IANAL; I am not your lawyer. If you want specific legal advice, retain a lawyer.
In general, non-compete clauses in employment contracts need four things (Arizona source: https://www.allenlawaz.com/non-competes-legal-arizona/):
1) They need to be reasonable in their terms
2) They need to be limited geographically
3) They need to be limited temporally
4) They need to be limited to "legitimate business interests".
The contract described is limited both temporally and geographically (to two years and 25 miles, respectively).
These limitations seem very reasonable to me (noting that a) I am not a lawyer, and b) I am from California, specifically Southern California, land of the freeway, and I commute 15-20 miles each way by choice, and it takes me about half an hour, which is mostly due to traffic, rather than distance), and likely to pass muster on those grounds. Note that I've looked up several "sample non-compete clauses" online to answer questions and two years duration is commonplace. It seems to be viewed as "not long enough to seriously affect one's career, but long enough that you won't immediately set up or join an adjacent competitor", which seems to be the point.
Now, the last question is whether this non-compete serves a "legitimate business interest". You mentioned in the question that your work is primarily website design, which is something that can go in either direction, based on the nature of your work and the nature of you employer's business and offerings. If your work is internal (e.g. you work on your own company's website) and your employer's business products and/or services are unrelated to offering websites (e.g. they are a car dealership) then you are more likely to prevail. If your work is external, e.g. your company is in hosting or PR and they provide web design as a product or service, the less likely you are to prevail and the more likely the contract is to be upheld.
Which category you are in is a question of fact for the finder of fact (judge or jury) to determine.

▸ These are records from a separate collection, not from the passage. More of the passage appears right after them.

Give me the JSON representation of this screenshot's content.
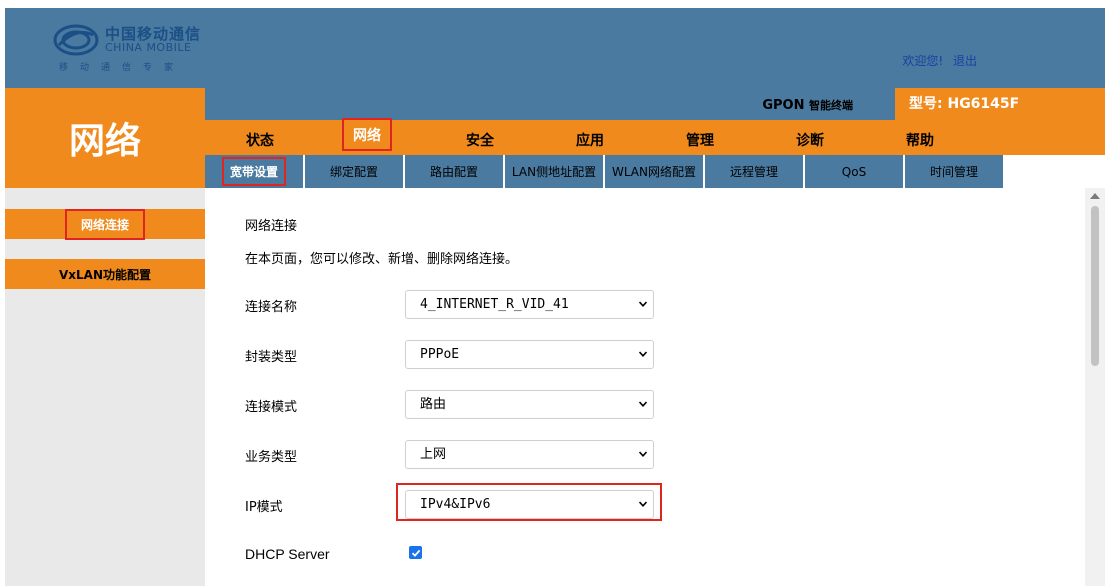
{
  "header": {
    "logo_cn": "中国移动通信",
    "logo_en": "CHINA MOBILE",
    "logo_slogan": "移动通信专家",
    "welcome": "欢迎您!",
    "logout": "退出"
  },
  "product": {
    "device_type": "GPON",
    "device_type_suffix": "智能终端",
    "model": "型号: HG6145F"
  },
  "section_title": "网络",
  "main_nav": [
    {
      "label": "状态"
    },
    {
      "label": "网络"
    },
    {
      "label": "安全"
    },
    {
      "label": "应用"
    },
    {
      "label": "管理"
    },
    {
      "label": "诊断"
    },
    {
      "label": "帮助"
    }
  ],
  "sub_nav": [
    {
      "label": "宽带设置"
    },
    {
      "label": "绑定配置"
    },
    {
      "label": "路由配置"
    },
    {
      "label": "LAN侧地址配置"
    },
    {
      "label": "WLAN网络配置"
    },
    {
      "label": "远程管理"
    },
    {
      "label": "QoS"
    },
    {
      "label": "时间管理"
    }
  ],
  "sidebar": {
    "items": [
      {
        "label": "网络连接"
      },
      {
        "label": "VxLAN功能配置"
      }
    ]
  },
  "content": {
    "title": "网络连接",
    "description": "在本页面，您可以修改、新增、删除网络连接。",
    "fields": [
      {
        "label": "连接名称",
        "value": "4_INTERNET_R_VID_41"
      },
      {
        "label": "封装类型",
        "value": "PPPoE"
      },
      {
        "label": "连接模式",
        "value": "路由"
      },
      {
        "label": "业务类型",
        "value": "上网"
      },
      {
        "label": "IP模式",
        "value": "IPv4&IPv6"
      }
    ],
    "dhcp_label": "DHCP Server",
    "dhcp_checked": true
  },
  "colors": {
    "header_blue": "#4a7aa0",
    "orange": "#f08a1c",
    "highlight_red": "#e0241f",
    "checkbox_blue": "#1a73e8"
  }
}
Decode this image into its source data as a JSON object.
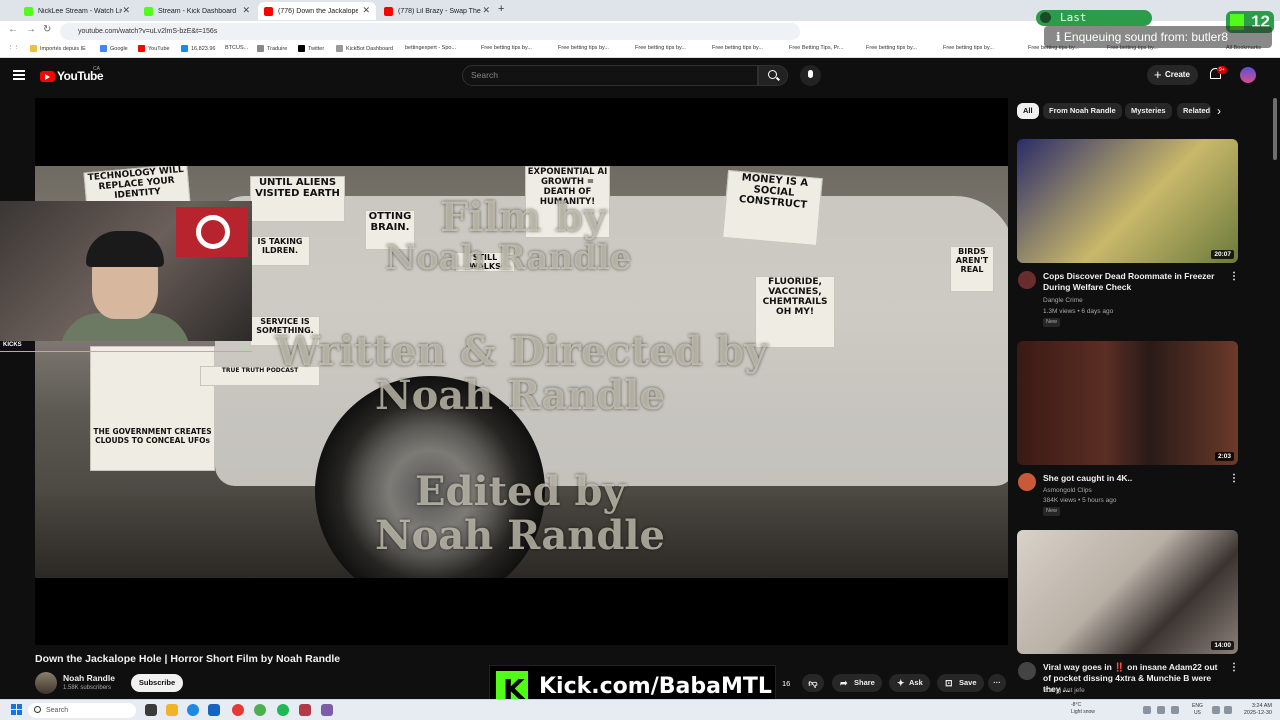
{
  "browser": {
    "tabs": [
      {
        "label": "NickLee Stream - Watch Live o...",
        "color": "#53fc18",
        "active": false
      },
      {
        "label": "Stream - Kick Dashboard",
        "color": "#53fc18",
        "active": false
      },
      {
        "label": "(776) Down the Jackalope H...",
        "color": "#ff0000",
        "active": true
      },
      {
        "label": "(778) Lil Brazy - Swap The Gun...",
        "color": "#ff0000",
        "active": false
      }
    ],
    "url": "youtube.com/watch?v=uLv2lmS-bzE&t=156s",
    "bookmarks": [
      "Importés depuis IE",
      "Google",
      "YouTube",
      "16,823.96",
      "BTCUS...",
      "Traduire",
      "Twitter",
      "KickBot Dashboard",
      "bettingexpert - Spo...",
      "Free betting tips by...",
      "Free betting tips by...",
      "Free betting tips by...",
      "Free betting tips by...",
      "Free Betting Tips, Pr...",
      "Free betting tips by...",
      "Free betting tips by...",
      "Free betting tips by...",
      "Free betting tips by..."
    ],
    "all_bookmarks": "All Bookmarks"
  },
  "overlay": {
    "last_subscriber": "Last Subscriber",
    "kick_count": "12",
    "enqueue": "Enqueuing sound from: butler8"
  },
  "youtube": {
    "logo": "YouTube",
    "country": "CA",
    "search_placeholder": "Search",
    "create_label": "Create",
    "notifications": "9+"
  },
  "video": {
    "credit_film": "Film by",
    "credit_name1": "Noah Randle",
    "credit_written": "Written & Directed by",
    "credit_name2": "Noah Randle",
    "credit_edited": "Edited by",
    "credit_name3": "Noah Randle",
    "posters": {
      "p1": "TECHNOLOGY WILL REPLACE YOUR IDENTITY",
      "p2": "UNTIL ALIENS VISITED EARTH",
      "p3": "EXPONENTIAL AI GROWTH = DEATH OF HUMANITY!",
      "p4": "MONEY IS A SOCIAL CONSTRUCT",
      "p5": "STILL WALKS",
      "p6": "FLUORIDE, VACCINES, CHEMTRAILS OH MY!",
      "p7": "BIRDS AREN'T REAL",
      "p8": "THE GOVERNMENT CREATES CLOUDS TO CONCEAL UFOs",
      "p9": "TRUE TRUTH PODCAST",
      "p10": "SERVICE IS SOMETHING.",
      "p11": "IS TAKING ILDREN.",
      "p12": "OTTING BRAIN."
    },
    "webcam_label": "KICKS",
    "title": "Down the Jackalope Hole | Horror Short Film by Noah Randle",
    "channel": "Noah Randle",
    "subscribers": "1.58K subscribers",
    "subscribe": "Subscribe",
    "likes": "16",
    "share": "Share",
    "ask": "Ask",
    "save": "Save"
  },
  "kick_banner": "Kick.com/BabaMTL",
  "chips": [
    "All",
    "From Noah Randle",
    "Mysteries",
    "Related"
  ],
  "recommendations": [
    {
      "title": "Cops Discover Dead Roommate in Freezer During Welfare Check",
      "channel": "Dangle Crime",
      "meta": "1.3M views • 6 days ago",
      "badge": "New",
      "duration": "20:07",
      "thumb_color": "#c9b86a",
      "avatar_color": "#6a2d2d"
    },
    {
      "title": "She got caught in 4K..",
      "channel": "Asmongold Clips",
      "meta": "384K views • 5 hours ago",
      "badge": "New",
      "duration": "2:03",
      "thumb_color": "#5a2e24",
      "avatar_color": "#c85a3a"
    },
    {
      "title": "Viral way goes in ‼️ on insane Adam22 out of pocket dissing 4xtra & Munchie B were they ...",
      "channel": "Young Ant jefe",
      "meta": "",
      "badge": "",
      "duration": "14:00",
      "thumb_color": "#b9b0a6",
      "avatar_color": "#444444"
    }
  ],
  "taskbar": {
    "search": "Search",
    "weather_temp": "-8°C",
    "weather_desc": "Light snow",
    "lang1": "ENG",
    "lang2": "US",
    "time": "3:24 AM",
    "date": "2025-12-30"
  }
}
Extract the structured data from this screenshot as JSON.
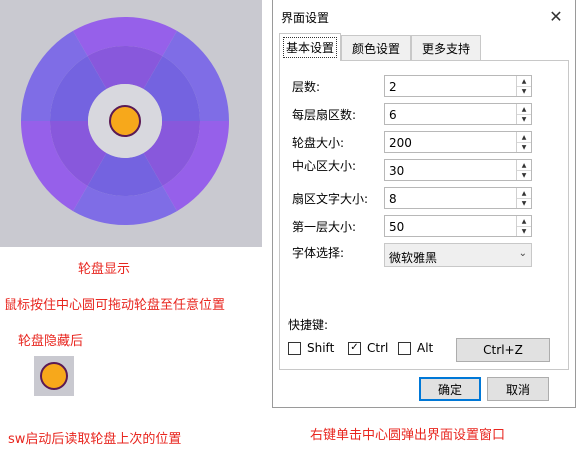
{
  "preview": {
    "caption_show": "轮盘显示",
    "caption_drag": "鼠标按住中心圆可拖动轮盘至任意位置",
    "caption_hidden": "轮盘隐藏后",
    "caption_sw": "sw启动后读取轮盘上次的位置",
    "caption_rightclick": "右键单击中心圆弹出界面设置窗口",
    "colors": {
      "outer_a": "#9660ea",
      "outer_b": "#7f6de6",
      "inner_a": "#8858dc",
      "inner_b": "#7463e0",
      "center_ring": "#d8d8de",
      "center_dot": "#f7a81b",
      "center_dot_border": "#5a1a54",
      "background": "#c9c9d0"
    }
  },
  "dialog": {
    "title": "界面设置",
    "close_icon": "close-icon",
    "tabs": [
      {
        "label": "基本设置",
        "active": true
      },
      {
        "label": "颜色设置",
        "active": false
      },
      {
        "label": "更多支持",
        "active": false
      }
    ],
    "fields": [
      {
        "label": "层数:",
        "value": "2"
      },
      {
        "label": "每层扇区数:",
        "value": "6"
      },
      {
        "label": "轮盘大小:",
        "value": "200"
      },
      {
        "label": "中心区大小:",
        "value": "30"
      },
      {
        "label": "扇区文字大小:",
        "value": "8"
      },
      {
        "label": "第一层大小:",
        "value": "50"
      }
    ],
    "font_label": "字体选择:",
    "font_value": "微软雅黑",
    "hotkey_label": "快捷键:",
    "hotkeys": [
      {
        "label": "Shift",
        "checked": false
      },
      {
        "label": "Ctrl",
        "checked": true
      },
      {
        "label": "Alt",
        "checked": false
      }
    ],
    "hotkey_button": "Ctrl+Z",
    "ok_label": "确定",
    "cancel_label": "取消"
  }
}
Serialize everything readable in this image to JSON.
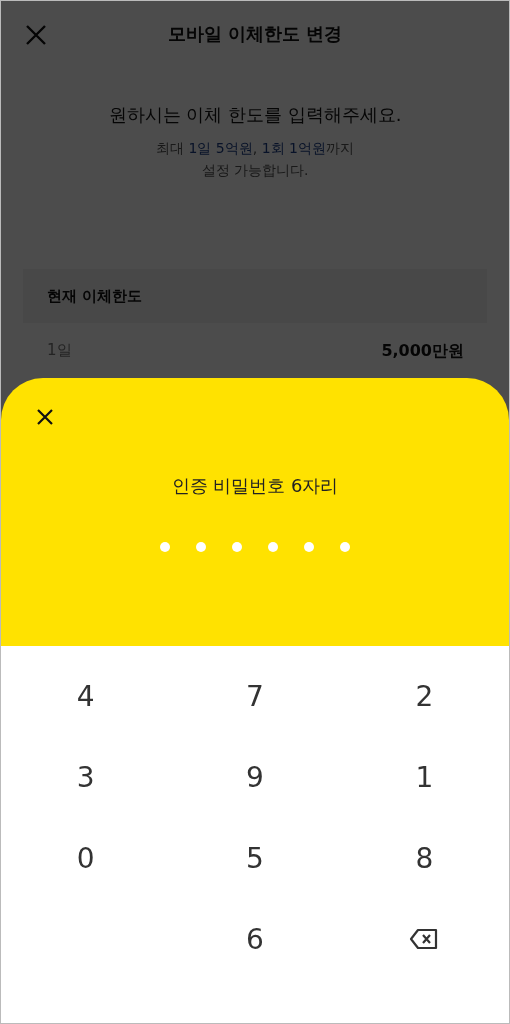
{
  "header": {
    "title": "모바일 이체한도 변경"
  },
  "prompt": "원하시는 이체 한도를 입력해주세요.",
  "note_line1": [
    {
      "text": "최대 ",
      "highlight": false
    },
    {
      "text": "1일 5억원",
      "highlight": true
    },
    {
      "text": ", ",
      "highlight": false
    },
    {
      "text": "1회 1억원",
      "highlight": true
    },
    {
      "text": "까지",
      "highlight": false
    }
  ],
  "note_line2": "설정 가능합니다.",
  "current_limit": {
    "title": "현재 이체한도",
    "rows": [
      {
        "label": "1일",
        "value": "5,000만원"
      }
    ]
  },
  "pin_sheet": {
    "title": "인증 비밀번호 6자리",
    "dots": [
      {
        "filled": false
      },
      {
        "filled": false
      },
      {
        "filled": false
      },
      {
        "filled": false
      },
      {
        "filled": false
      },
      {
        "filled": false
      }
    ],
    "keys": [
      {
        "kind": "digit",
        "label": "4"
      },
      {
        "kind": "digit",
        "label": "7"
      },
      {
        "kind": "digit",
        "label": "2"
      },
      {
        "kind": "digit",
        "label": "3"
      },
      {
        "kind": "digit",
        "label": "9"
      },
      {
        "kind": "digit",
        "label": "1"
      },
      {
        "kind": "digit",
        "label": "0"
      },
      {
        "kind": "digit",
        "label": "5"
      },
      {
        "kind": "digit",
        "label": "8"
      },
      {
        "kind": "empty"
      },
      {
        "kind": "digit",
        "label": "6"
      },
      {
        "kind": "backspace"
      }
    ]
  }
}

EDIT: Based on your response to my comment query, it seems likely to be upheld, as you would (potentially be) a direct competitor.